Parry’s focus remains mainly on Eastern European territories, Middle East, and East Asia. This panel would like to expand the geography and interrogate the moments, modes, processes of capitalist modernity in the South Asian regions. Not only has there been a strong question of a subset of core and peripheries in South Asia in recent times, the popularity in production, consumption and circulation of literary and artistic products has compelled many to think of the alternative or shifting world capital of letters. Thus a study of South Asian literary world and peripheral modernity allow us a relational understanding of the history and consequences of capitalist exploitation in the periphery and the shifting geographies of world literary capitals in contemporary times. Some of the questions the panel raises are:

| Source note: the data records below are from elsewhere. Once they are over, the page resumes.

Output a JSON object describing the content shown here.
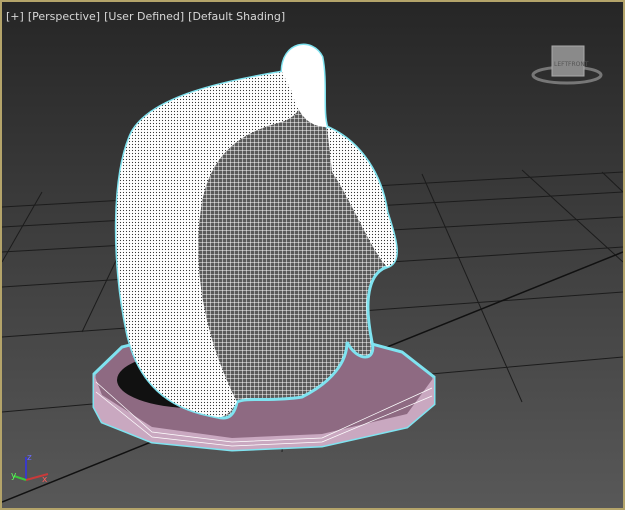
{
  "viewport": {
    "labels": {
      "plus": "[+]",
      "view": "[Perspective]",
      "camera": "[User Defined]",
      "shading": "[Default Shading]"
    },
    "viewcube": {
      "face_left": "LEFT",
      "face_front": "FRONT"
    },
    "axis_gizmo": {
      "x": "x",
      "y": "y",
      "z": "z"
    },
    "colors": {
      "border": "#b4a46a",
      "selection_outline": "#7fe3f0",
      "pedestal": "#8e6a82",
      "wire": "#ffffff"
    }
  }
}
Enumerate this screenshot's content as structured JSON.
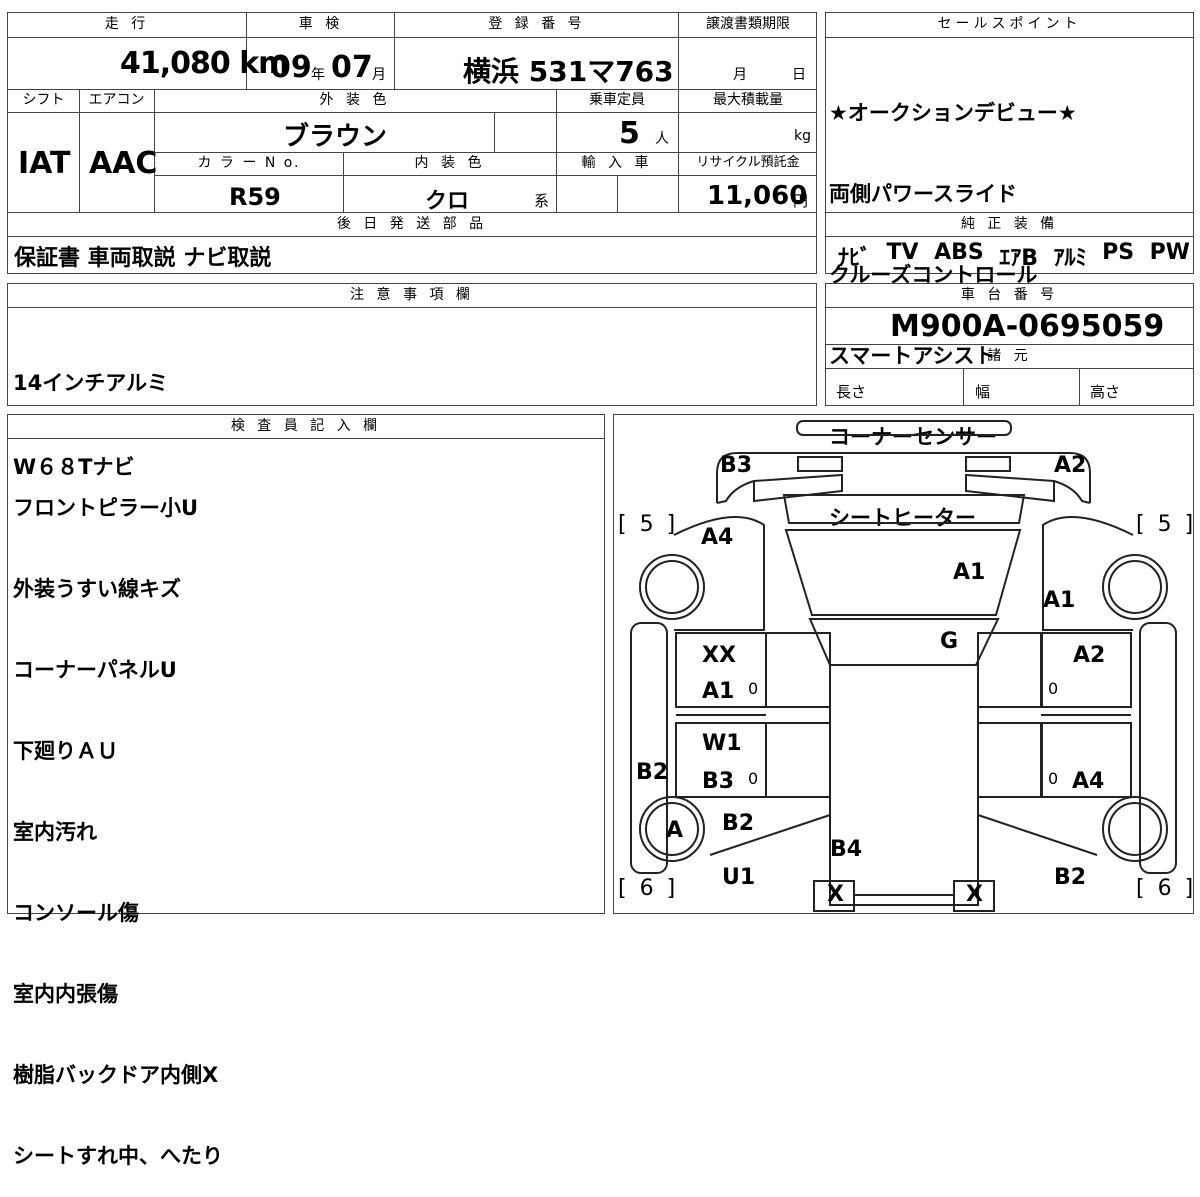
{
  "header": {
    "mileage_label": "走 行",
    "inspection_label": "車 検",
    "registration_label": "登 録 番 号",
    "transfer_deadline_label": "譲渡書類期限",
    "sales_points_label": "セールスポイント"
  },
  "values": {
    "mileage": "41,080 km",
    "inspection_year": "09",
    "inspection_year_unit": "年",
    "inspection_month": "07",
    "inspection_month_unit": "月",
    "registration_plate": "横浜 531マ763",
    "transfer_month": "月",
    "transfer_day": "日"
  },
  "row2": {
    "shift_label": "シフト",
    "aircon_label": "エアコン",
    "exterior_color_label": "外 装 色",
    "capacity_label": "乗車定員",
    "max_load_label": "最大積載量",
    "shift": "IAT",
    "aircon": "AAC",
    "exterior_color": "ブラウン",
    "capacity": "5",
    "capacity_unit": "人",
    "load_unit": "kg"
  },
  "row3": {
    "color_no_label": "カ ラ ー N o.",
    "interior_color_label": "内 装 色",
    "import_label": "輸 入 車",
    "recycle_label": "リサイクル預託金",
    "color_no": "R59",
    "interior_color": "クロ",
    "interior_suffix": "系",
    "recycle_fee": "11,060",
    "recycle_unit": "円"
  },
  "sales_points": [
    "★オークションデビュー★",
    "両側パワースライド",
    "クルーズコントロール",
    "スマートアシスト",
    "コーナーセンサー",
    "シートヒーター"
  ],
  "later_parts": {
    "label": "後 日 発 送 部 品",
    "value": "保証書 車両取説 ナビ取説"
  },
  "equipment": {
    "label": "純 正 装 備",
    "items": [
      "ﾅﾋﾞ",
      "TV",
      "ABS",
      "ｴｱB",
      "ｱﾙﾐ",
      "PS",
      "PW"
    ]
  },
  "notes": {
    "label": "注 意 事 項 欄",
    "lines": [
      "14インチアルミ",
      "W６８Tナビ"
    ]
  },
  "chassis": {
    "label": "車 台 番 号",
    "number": "M900A-0695059",
    "specs_label": "諸 元",
    "length_label": "長さ",
    "width_label": "幅",
    "height_label": "高さ"
  },
  "inspector": {
    "label": "検 査 員 記 入 欄",
    "lines": [
      "フロントピラー小U",
      "外装うすい線キズ",
      "コーナーパネルU",
      "下廻りＡＵ",
      "室内汚れ",
      "コンソール傷",
      "室内内張傷",
      "樹脂バックドア内側X",
      "シートすれ中、へたり"
    ]
  },
  "diagram": {
    "tire_front_left": "[ 5 ]",
    "tire_front_right": "[ 5 ]",
    "tire_rear_left": "[ 6 ]",
    "tire_rear_right": "[ 6 ]",
    "marks": {
      "b3_top": "B3",
      "a2_top": "A2",
      "a4_left": "A4",
      "a1_hood": "A1",
      "a1_right": "A1",
      "g_glass": "G",
      "xx_left": "XX",
      "a1_left_door": "A1",
      "a2_right": "A2",
      "w1_left": "W1",
      "b3_left": "B3",
      "b2_left": "B2",
      "a4_right": "A4",
      "a_wheel": "A",
      "b2_rear_left": "B2",
      "b4_roof": "B4",
      "u1_left": "U1",
      "b2_rear_right": "B2",
      "x_left": "X",
      "x_right": "X",
      "zero_1": "0",
      "zero_2": "0",
      "zero_3": "0",
      "zero_4": "0"
    }
  }
}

Is South Asia a periphery to the capitalist world system or has it set up its (associated) system of core and peripheries (enabled by the strategic and economic negotiations between India and other SAARC nations)? What role do ‘social’ components such as space, gender, or caste play in understanding the peripherality of modernity? Could terrorism or civil war, petro-capitalism or religious fundamentalism tell us more about this specific arena of capitalist modernity? How do we situate the vernacular aesthetics or the contemporary popularity of white collar English novels in this? Finally, how are we making a “literary world-system” in South Asia through the international circulation and reception of Anglophone literature and awards? The panel invites proposals based on literary, visual, and performance-based texts to uniquely situate South Asian transformations in the past decades.

​Submission Procedure: The last date of sending abstracts for paper presentations is November 30, 2015. The abstracts must consist of: a paper title, the name/s or email address/es of the author/s, a short abstract of 300 characters, a long abstract of 250 words, and a short bio-note (75 words).
It should be submitted via the Propose a Paper link on the ‘Panels’ website. The link to the website is:
The ‘propose a paper link’ is at the bottom of the website, highlighted in red.
​For details, also see this link:
For any queries, please write to: or​

(posted 12 October 2015)